Records for processing
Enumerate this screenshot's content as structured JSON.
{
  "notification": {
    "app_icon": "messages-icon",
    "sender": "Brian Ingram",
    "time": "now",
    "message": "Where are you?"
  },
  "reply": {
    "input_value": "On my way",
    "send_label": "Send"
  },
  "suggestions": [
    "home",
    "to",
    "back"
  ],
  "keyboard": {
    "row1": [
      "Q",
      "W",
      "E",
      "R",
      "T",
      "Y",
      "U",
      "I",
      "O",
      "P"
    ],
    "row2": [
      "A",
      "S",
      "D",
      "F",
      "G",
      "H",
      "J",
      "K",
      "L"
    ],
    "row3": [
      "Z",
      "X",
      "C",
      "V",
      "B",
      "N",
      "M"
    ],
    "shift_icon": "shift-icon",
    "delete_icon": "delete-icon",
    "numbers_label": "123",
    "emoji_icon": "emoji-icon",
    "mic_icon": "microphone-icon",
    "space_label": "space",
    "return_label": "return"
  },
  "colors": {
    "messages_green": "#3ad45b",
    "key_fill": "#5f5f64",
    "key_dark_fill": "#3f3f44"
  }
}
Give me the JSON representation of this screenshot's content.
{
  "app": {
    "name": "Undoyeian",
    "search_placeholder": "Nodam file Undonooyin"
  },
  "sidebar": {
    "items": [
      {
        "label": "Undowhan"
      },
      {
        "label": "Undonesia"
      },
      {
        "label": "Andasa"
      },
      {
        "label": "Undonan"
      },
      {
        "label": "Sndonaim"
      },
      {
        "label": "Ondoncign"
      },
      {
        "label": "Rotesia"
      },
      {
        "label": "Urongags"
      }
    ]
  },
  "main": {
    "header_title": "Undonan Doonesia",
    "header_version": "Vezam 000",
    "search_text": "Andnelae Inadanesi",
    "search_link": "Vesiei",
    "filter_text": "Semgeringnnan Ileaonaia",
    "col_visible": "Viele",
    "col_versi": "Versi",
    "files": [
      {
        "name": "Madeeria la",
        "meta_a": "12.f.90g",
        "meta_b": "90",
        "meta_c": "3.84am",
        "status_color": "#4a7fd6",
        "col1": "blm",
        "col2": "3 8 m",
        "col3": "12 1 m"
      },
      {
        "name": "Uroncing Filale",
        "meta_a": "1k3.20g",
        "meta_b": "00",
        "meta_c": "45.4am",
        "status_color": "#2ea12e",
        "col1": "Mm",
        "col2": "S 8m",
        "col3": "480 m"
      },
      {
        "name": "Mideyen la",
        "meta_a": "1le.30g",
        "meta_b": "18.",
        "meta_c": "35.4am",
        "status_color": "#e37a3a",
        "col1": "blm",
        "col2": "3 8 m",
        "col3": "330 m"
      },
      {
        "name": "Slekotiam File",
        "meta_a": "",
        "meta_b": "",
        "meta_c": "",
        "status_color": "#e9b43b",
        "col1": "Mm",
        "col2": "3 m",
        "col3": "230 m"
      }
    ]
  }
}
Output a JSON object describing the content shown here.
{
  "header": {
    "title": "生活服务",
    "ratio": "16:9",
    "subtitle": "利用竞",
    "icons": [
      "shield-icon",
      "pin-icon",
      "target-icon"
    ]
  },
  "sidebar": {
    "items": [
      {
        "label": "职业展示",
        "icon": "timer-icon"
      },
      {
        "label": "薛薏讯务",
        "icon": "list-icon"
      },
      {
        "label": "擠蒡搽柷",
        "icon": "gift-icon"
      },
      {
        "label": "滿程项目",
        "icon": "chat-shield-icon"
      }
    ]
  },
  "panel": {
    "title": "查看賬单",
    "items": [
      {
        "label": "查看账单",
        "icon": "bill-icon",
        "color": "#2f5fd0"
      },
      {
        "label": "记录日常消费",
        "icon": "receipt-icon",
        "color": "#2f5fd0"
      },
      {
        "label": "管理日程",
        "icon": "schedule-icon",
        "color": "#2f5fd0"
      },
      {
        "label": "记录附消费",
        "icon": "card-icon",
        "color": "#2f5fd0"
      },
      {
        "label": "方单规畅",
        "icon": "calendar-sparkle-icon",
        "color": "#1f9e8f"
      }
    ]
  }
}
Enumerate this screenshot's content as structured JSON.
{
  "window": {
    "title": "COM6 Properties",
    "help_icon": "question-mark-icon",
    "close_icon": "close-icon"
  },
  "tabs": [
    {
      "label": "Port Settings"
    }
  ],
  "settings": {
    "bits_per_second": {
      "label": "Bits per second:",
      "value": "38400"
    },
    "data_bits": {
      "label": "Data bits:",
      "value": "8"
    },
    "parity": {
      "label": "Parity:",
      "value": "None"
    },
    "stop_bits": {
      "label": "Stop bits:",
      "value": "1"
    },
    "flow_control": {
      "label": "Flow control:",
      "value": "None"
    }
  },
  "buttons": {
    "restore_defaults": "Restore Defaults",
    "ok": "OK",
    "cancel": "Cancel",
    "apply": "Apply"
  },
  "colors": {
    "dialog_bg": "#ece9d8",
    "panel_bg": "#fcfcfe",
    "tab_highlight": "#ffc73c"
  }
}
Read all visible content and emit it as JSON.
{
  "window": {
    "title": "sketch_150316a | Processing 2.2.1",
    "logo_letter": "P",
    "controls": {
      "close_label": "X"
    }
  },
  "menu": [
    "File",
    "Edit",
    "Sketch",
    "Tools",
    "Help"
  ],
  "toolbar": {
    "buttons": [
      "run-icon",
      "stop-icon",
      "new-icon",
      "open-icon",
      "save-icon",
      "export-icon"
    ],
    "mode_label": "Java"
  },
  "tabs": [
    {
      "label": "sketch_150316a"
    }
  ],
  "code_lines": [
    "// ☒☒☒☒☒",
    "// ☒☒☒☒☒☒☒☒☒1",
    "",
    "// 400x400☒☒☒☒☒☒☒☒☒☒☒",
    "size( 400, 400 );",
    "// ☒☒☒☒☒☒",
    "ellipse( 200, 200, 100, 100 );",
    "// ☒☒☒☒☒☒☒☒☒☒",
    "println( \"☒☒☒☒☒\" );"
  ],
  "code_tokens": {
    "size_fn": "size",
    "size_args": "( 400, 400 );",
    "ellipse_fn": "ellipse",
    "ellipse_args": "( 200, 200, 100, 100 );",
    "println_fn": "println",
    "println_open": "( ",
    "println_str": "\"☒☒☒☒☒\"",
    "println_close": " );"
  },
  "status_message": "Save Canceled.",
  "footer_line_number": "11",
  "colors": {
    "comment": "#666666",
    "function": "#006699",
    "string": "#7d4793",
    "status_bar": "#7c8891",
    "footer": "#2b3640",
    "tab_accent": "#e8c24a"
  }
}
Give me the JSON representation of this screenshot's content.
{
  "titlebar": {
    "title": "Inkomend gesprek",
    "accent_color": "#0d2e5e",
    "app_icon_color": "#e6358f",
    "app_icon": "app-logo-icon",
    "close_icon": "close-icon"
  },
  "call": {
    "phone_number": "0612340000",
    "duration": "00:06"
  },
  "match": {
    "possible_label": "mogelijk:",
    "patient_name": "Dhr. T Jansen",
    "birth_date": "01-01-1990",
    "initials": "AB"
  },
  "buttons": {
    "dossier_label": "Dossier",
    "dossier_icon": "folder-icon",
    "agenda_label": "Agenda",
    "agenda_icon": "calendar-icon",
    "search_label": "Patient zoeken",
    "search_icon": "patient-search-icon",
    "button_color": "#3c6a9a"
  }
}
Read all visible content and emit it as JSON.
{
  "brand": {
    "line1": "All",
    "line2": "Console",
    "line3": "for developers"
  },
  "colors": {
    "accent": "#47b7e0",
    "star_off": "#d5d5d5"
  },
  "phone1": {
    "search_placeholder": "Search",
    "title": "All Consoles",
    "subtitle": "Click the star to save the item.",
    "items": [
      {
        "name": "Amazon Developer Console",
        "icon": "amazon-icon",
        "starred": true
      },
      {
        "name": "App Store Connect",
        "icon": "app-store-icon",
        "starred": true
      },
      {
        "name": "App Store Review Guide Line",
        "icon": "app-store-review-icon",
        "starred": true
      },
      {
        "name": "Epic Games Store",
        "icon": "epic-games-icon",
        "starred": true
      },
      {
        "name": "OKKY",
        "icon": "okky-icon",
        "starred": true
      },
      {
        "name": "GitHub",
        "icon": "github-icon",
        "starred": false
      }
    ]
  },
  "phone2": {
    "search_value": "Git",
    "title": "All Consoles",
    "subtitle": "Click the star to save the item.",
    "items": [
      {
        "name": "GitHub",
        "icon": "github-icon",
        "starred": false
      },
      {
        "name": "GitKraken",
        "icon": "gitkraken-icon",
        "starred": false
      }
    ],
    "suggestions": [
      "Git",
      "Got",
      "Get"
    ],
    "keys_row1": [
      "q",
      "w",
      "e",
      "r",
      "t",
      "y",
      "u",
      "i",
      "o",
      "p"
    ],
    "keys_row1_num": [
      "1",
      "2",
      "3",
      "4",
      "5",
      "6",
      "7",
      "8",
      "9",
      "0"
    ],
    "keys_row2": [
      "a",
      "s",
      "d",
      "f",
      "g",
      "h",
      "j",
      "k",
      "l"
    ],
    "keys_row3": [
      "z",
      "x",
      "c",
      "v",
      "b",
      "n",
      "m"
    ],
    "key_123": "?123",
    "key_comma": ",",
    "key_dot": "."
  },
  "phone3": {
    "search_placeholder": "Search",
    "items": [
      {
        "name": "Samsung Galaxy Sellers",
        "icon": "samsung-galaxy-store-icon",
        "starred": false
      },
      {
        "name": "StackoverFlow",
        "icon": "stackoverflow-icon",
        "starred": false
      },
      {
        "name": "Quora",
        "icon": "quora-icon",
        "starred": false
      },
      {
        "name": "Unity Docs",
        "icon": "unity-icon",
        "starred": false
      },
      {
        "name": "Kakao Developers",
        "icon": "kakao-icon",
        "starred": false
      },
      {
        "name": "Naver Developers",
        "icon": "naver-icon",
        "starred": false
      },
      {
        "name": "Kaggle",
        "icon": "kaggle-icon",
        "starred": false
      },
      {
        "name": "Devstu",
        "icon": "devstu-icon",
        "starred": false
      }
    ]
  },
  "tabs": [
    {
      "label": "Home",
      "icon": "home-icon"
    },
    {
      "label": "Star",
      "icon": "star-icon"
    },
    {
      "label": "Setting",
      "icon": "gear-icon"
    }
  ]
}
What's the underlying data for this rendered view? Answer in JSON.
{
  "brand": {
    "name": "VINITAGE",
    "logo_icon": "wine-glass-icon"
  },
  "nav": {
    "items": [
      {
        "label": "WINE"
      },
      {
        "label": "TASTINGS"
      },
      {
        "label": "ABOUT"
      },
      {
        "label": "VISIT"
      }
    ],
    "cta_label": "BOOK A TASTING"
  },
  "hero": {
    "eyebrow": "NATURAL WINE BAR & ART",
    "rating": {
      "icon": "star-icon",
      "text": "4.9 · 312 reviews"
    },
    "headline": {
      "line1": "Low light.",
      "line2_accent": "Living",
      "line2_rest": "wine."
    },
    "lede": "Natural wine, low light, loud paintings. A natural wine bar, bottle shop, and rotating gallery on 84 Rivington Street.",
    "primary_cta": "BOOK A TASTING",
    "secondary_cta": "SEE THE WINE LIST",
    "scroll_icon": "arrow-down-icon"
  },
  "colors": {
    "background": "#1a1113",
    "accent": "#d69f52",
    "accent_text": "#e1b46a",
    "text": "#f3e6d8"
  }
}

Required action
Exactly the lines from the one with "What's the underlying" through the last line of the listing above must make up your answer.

Exercise output
What's the underlying data for this rendered view? Answer in JSON.
{
  "brand": {
    "name": "VINITAGE",
    "logo_icon": "wine-glass-icon"
  },
  "nav": {
    "items": [
      {
        "label": "WINE"
      },
      {
        "label": "TASTINGS"
      },
      {
        "label": "ABOUT"
      },
      {
        "label": "VISIT"
      }
    ],
    "cta_label": "BOOK A TASTING"
  },
  "hero": {
    "eyebrow": "NATURAL WINE BAR & ART",
    "rating": {
      "icon": "star-icon",
      "text": "4.9 · 312 reviews"
    },
    "headline": {
      "line1": "Low light.",
      "line2_accent": "Living",
      "line2_rest": "wine."
    },
    "lede": "Natural wine, low light, loud paintings. A natural wine bar, bottle shop, and rotating gallery on 84 Rivington Street.",
    "primary_cta": "BOOK A TASTING",
    "secondary_cta": "SEE THE WINE LIST",
    "scroll_icon": "arrow-down-icon"
  },
  "colors": {
    "background": "#1a1113",
    "accent": "#d69f52",
    "accent_text": "#e1b46a",
    "text": "#f3e6d8"
  }
}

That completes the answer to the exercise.